- Work request:
Filter the entries for the word "content". Copy each line in which it occurs.

- Task input:
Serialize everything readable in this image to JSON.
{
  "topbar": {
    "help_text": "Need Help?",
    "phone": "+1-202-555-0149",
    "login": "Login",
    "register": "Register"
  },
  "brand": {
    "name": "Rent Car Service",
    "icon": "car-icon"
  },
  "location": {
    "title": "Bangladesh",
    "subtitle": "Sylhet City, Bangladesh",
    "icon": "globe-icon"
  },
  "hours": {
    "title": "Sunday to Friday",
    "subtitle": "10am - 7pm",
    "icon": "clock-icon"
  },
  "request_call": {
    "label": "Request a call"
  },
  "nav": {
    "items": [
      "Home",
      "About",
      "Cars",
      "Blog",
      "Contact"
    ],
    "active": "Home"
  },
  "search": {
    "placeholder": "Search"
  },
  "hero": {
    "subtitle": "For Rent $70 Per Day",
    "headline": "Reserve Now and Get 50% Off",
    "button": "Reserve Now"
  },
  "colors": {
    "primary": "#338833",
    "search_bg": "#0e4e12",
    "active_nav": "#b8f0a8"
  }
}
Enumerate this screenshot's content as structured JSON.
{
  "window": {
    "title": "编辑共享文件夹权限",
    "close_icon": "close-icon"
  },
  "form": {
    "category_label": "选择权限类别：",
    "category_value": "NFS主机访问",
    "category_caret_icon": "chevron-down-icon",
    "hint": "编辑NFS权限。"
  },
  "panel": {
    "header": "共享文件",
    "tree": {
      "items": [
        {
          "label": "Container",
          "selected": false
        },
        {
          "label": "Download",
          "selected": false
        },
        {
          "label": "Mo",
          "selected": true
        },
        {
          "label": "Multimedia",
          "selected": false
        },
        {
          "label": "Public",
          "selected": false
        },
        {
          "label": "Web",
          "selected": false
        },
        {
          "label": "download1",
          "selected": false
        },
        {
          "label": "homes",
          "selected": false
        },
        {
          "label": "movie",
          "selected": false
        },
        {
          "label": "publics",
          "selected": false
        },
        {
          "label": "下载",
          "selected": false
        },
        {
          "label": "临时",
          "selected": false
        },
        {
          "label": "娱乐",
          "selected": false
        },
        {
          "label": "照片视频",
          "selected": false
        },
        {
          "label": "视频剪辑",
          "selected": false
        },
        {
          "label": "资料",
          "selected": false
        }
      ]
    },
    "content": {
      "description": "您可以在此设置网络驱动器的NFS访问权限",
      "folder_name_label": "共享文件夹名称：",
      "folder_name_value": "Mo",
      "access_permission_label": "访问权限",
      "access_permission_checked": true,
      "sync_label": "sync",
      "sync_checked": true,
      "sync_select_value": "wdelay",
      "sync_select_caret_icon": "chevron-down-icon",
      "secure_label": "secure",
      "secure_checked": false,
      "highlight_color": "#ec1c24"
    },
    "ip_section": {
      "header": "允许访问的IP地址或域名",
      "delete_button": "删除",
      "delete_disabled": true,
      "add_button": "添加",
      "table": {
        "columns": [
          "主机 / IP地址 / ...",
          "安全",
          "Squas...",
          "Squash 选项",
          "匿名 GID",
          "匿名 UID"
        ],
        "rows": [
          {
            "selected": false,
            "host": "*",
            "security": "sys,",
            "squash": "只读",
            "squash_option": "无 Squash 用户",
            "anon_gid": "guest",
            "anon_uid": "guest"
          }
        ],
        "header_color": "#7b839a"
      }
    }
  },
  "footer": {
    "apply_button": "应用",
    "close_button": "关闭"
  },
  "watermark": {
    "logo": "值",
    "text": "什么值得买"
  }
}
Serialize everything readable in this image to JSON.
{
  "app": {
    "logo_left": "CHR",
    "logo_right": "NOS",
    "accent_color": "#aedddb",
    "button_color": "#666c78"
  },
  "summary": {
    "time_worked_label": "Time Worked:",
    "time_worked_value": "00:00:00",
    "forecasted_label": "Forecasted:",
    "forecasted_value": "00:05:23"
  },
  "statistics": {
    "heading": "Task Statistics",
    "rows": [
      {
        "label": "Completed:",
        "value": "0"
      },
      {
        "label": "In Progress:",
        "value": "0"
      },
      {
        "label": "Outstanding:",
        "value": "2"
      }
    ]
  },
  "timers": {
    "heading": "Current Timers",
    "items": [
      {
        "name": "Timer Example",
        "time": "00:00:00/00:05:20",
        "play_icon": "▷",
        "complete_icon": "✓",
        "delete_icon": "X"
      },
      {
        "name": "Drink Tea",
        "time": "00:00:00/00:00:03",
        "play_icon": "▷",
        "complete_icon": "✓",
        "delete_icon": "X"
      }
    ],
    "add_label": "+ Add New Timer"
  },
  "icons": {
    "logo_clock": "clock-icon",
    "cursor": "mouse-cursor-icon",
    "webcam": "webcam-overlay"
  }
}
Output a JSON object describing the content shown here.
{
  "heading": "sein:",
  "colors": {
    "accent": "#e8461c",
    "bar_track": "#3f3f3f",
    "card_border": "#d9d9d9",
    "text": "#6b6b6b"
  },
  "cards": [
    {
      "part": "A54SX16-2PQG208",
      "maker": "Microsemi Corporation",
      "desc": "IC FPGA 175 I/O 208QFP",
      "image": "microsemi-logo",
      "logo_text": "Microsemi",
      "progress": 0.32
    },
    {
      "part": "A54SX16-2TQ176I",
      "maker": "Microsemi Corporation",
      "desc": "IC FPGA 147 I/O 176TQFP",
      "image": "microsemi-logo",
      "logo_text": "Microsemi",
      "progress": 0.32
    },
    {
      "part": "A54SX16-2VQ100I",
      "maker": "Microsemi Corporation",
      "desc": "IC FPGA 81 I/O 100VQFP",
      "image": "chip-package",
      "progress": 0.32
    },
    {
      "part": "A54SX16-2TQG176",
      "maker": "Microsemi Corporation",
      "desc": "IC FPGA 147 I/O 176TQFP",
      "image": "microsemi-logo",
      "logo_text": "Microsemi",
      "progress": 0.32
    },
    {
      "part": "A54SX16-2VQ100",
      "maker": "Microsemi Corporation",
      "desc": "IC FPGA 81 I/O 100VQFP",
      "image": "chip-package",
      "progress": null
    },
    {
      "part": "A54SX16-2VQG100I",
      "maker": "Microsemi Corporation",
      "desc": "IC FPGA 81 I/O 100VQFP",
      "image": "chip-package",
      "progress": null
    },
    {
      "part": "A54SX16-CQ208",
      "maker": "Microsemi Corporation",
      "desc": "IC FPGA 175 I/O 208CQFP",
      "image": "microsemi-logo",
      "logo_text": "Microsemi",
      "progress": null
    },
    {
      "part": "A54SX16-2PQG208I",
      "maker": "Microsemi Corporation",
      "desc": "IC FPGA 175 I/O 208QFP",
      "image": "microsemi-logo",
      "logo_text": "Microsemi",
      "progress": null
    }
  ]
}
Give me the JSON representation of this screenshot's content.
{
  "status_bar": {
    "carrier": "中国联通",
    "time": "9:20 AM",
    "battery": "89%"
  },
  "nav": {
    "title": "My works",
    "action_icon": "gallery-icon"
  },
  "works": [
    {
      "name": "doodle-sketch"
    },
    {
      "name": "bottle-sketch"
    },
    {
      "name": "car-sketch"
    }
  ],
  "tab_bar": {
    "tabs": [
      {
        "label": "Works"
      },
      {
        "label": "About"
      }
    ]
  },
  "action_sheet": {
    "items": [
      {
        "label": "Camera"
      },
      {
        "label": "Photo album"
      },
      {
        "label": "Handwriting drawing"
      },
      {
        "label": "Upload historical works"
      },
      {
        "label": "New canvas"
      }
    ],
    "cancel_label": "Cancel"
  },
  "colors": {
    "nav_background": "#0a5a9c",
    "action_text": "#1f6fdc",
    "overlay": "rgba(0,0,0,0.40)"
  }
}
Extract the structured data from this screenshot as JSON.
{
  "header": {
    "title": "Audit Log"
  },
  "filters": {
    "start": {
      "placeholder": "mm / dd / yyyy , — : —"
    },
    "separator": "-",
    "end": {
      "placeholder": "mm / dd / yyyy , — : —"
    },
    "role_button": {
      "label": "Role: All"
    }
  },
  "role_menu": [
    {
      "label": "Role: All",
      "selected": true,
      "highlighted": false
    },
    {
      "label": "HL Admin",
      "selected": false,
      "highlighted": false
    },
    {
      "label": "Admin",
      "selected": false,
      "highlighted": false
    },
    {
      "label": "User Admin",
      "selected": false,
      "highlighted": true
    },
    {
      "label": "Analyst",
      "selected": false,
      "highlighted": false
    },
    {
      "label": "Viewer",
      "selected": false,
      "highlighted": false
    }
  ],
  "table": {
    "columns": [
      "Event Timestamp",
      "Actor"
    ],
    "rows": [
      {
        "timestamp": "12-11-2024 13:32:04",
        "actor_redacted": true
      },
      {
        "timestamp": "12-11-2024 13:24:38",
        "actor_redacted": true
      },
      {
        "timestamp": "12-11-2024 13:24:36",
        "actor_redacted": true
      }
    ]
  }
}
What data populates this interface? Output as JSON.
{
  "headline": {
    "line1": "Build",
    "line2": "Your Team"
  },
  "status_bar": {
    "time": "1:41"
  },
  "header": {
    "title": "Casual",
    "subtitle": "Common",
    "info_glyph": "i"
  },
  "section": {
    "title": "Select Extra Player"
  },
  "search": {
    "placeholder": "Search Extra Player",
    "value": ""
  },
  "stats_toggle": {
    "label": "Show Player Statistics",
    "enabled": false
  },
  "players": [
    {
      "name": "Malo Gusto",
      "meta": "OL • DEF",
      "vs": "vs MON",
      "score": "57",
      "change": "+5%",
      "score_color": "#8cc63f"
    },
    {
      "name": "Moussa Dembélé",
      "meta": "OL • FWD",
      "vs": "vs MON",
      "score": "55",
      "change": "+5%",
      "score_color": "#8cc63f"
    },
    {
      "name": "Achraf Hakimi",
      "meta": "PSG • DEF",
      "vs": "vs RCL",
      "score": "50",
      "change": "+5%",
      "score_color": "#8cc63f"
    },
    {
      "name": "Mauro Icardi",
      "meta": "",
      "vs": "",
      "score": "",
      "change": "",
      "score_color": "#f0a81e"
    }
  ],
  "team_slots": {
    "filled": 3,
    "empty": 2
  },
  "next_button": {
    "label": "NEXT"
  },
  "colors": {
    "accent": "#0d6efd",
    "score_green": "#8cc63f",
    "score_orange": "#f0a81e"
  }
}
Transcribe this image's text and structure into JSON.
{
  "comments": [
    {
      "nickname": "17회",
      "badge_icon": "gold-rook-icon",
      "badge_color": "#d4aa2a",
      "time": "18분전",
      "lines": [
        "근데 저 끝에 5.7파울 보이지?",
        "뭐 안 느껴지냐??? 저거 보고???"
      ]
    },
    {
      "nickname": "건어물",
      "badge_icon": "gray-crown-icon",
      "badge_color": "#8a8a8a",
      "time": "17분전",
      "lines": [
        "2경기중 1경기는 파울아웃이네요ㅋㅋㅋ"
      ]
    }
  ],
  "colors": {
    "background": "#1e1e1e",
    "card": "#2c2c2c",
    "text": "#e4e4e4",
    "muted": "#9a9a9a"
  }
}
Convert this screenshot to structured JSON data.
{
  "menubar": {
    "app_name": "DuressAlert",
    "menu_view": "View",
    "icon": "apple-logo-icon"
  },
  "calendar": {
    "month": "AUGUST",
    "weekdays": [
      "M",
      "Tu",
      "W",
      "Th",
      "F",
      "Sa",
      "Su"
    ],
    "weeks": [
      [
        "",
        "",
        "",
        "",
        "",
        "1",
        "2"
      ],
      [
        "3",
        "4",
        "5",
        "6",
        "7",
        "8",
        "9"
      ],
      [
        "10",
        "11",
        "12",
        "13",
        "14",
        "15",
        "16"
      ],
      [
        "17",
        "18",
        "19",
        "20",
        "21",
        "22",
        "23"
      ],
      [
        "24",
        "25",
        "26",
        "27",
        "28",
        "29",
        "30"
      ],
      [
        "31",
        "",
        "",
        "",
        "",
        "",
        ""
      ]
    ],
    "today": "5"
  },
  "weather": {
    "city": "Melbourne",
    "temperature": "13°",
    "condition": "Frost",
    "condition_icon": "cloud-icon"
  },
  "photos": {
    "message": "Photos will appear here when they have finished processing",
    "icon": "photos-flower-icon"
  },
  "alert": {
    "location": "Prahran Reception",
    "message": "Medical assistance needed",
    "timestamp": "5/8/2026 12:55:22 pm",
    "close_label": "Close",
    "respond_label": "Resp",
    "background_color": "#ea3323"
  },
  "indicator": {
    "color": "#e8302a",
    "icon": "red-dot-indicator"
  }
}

- Response to the task:
Enumerate this screenshot's content as structured JSON.
    "content": {
Output a JSON object describing the content shown here.
Give me the JSON representation of this screenshot's content.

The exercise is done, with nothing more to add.